Extracted records:
########################################

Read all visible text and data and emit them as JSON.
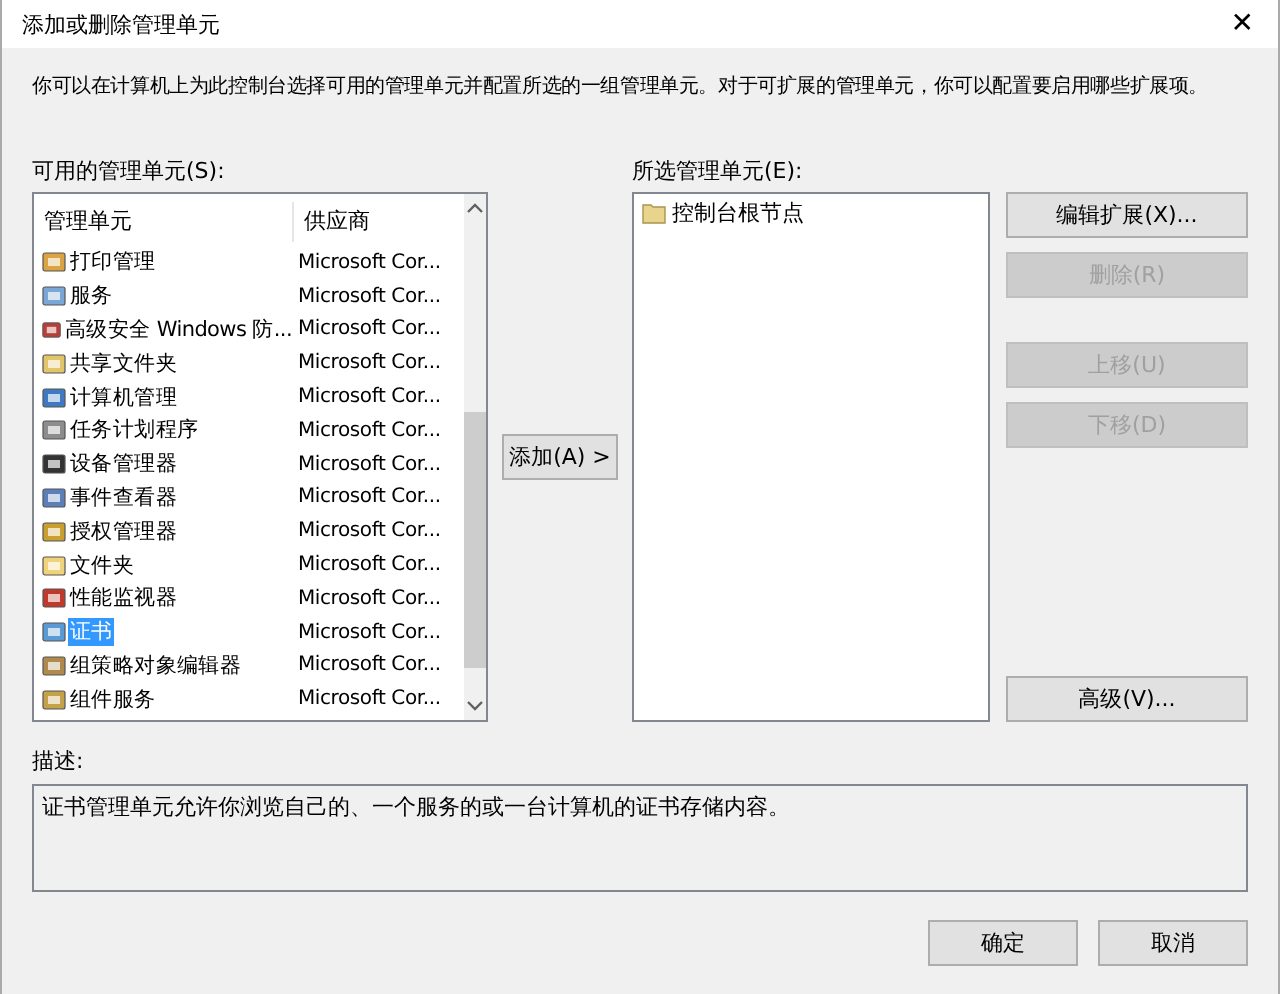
{
  "window": {
    "title": "添加或删除管理单元",
    "close": "✕"
  },
  "intro": "你可以在计算机上为此控制台选择可用的管理单元并配置所选的一组管理单元。对于可扩展的管理单元，你可以配置要启用哪些扩展项。",
  "available": {
    "label": "可用的管理单元(S):",
    "columns": [
      "管理单元",
      "供应商"
    ],
    "rows": [
      {
        "name": "打印管理",
        "vendor": "Microsoft Cor...",
        "selected": false
      },
      {
        "name": "服务",
        "vendor": "Microsoft Cor...",
        "selected": false
      },
      {
        "name": "高级安全 Windows 防...",
        "vendor": "Microsoft Cor...",
        "selected": false
      },
      {
        "name": "共享文件夹",
        "vendor": "Microsoft Cor...",
        "selected": false
      },
      {
        "name": "计算机管理",
        "vendor": "Microsoft Cor...",
        "selected": false
      },
      {
        "name": "任务计划程序",
        "vendor": "Microsoft Cor...",
        "selected": false
      },
      {
        "name": "设备管理器",
        "vendor": "Microsoft Cor...",
        "selected": false
      },
      {
        "name": "事件查看器",
        "vendor": "Microsoft Cor...",
        "selected": false
      },
      {
        "name": "授权管理器",
        "vendor": "Microsoft Cor...",
        "selected": false
      },
      {
        "name": "文件夹",
        "vendor": "Microsoft Cor...",
        "selected": false
      },
      {
        "name": "性能监视器",
        "vendor": "Microsoft Cor...",
        "selected": false
      },
      {
        "name": "证书",
        "vendor": "Microsoft Cor...",
        "selected": true
      },
      {
        "name": "组策略对象编辑器",
        "vendor": "Microsoft Cor...",
        "selected": false
      },
      {
        "name": "组件服务",
        "vendor": "Microsoft Cor...",
        "selected": false
      }
    ]
  },
  "add_button": {
    "label": "添加(A) >",
    "disabled": false
  },
  "selected_snapins": {
    "label": "所选管理单元(E):",
    "items": [
      "控制台根节点"
    ]
  },
  "side_buttons": [
    {
      "label": "编辑扩展(X)...",
      "disabled": false
    },
    {
      "label": "删除(R)",
      "disabled": true
    },
    {
      "label": "上移(U)",
      "disabled": true
    },
    {
      "label": "下移(D)",
      "disabled": true
    },
    {
      "label": "高级(V)...",
      "disabled": false
    }
  ],
  "description": {
    "label": "描述:",
    "text": "证书管理单元允许你浏览自己的、一个服务的或一台计算机的证书存储内容。"
  },
  "footer_buttons": [
    {
      "label": "确定",
      "disabled": false
    },
    {
      "label": "取消",
      "disabled": false
    }
  ]
}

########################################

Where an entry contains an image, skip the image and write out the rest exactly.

Read all visible text and data and emit them as JSON.
{
  "window": {
    "title": "添加或删除管理单元",
    "close": "✕"
  },
  "intro": "你可以在计算机上为此控制台选择可用的管理单元并配置所选的一组管理单元。对于可扩展的管理单元，你可以配置要启用哪些扩展项。",
  "available": {
    "label": "可用的管理单元(S):",
    "columns": [
      "管理单元",
      "供应商"
    ],
    "rows": [
      {
        "name": "打印管理",
        "vendor": "Microsoft Cor...",
        "selected": false
      },
      {
        "name": "服务",
        "vendor": "Microsoft Cor...",
        "selected": false
      },
      {
        "name": "高级安全 Windows 防...",
        "vendor": "Microsoft Cor...",
        "selected": false
      },
      {
        "name": "共享文件夹",
        "vendor": "Microsoft Cor...",
        "selected": false
      },
      {
        "name": "计算机管理",
        "vendor": "Microsoft Cor...",
        "selected": false
      },
      {
        "name": "任务计划程序",
        "vendor": "Microsoft Cor...",
        "selected": false
      },
      {
        "name": "设备管理器",
        "vendor": "Microsoft Cor...",
        "selected": false
      },
      {
        "name": "事件查看器",
        "vendor": "Microsoft Cor...",
        "selected": false
      },
      {
        "name": "授权管理器",
        "vendor": "Microsoft Cor...",
        "selected": false
      },
      {
        "name": "文件夹",
        "vendor": "Microsoft Cor...",
        "selected": false
      },
      {
        "name": "性能监视器",
        "vendor": "Microsoft Cor...",
        "selected": false
      },
      {
        "name": "证书",
        "vendor": "Microsoft Cor...",
        "selected": true
      },
      {
        "name": "组策略对象编辑器",
        "vendor": "Microsoft Cor...",
        "selected": false
      },
      {
        "name": "组件服务",
        "vendor": "Microsoft Cor...",
        "selected": false
      }
    ]
  },
  "add_button": {
    "label": "添加(A) >",
    "disabled": false
  },
  "selected_snapins": {
    "label": "所选管理单元(E):",
    "items": [
      "控制台根节点"
    ]
  },
  "side_buttons": [
    {
      "label": "编辑扩展(X)...",
      "disabled": false
    },
    {
      "label": "删除(R)",
      "disabled": true
    },
    {
      "label": "上移(U)",
      "disabled": true
    },
    {
      "label": "下移(D)",
      "disabled": true
    },
    {
      "label": "高级(V)...",
      "disabled": false
    }
  ],
  "description": {
    "label": "描述:",
    "text": "证书管理单元允许你浏览自己的、一个服务的或一台计算机的证书存储内容。"
  },
  "footer_buttons": [
    {
      "label": "确定",
      "disabled": false
    },
    {
      "label": "取消",
      "disabled": false
    }
  ]
}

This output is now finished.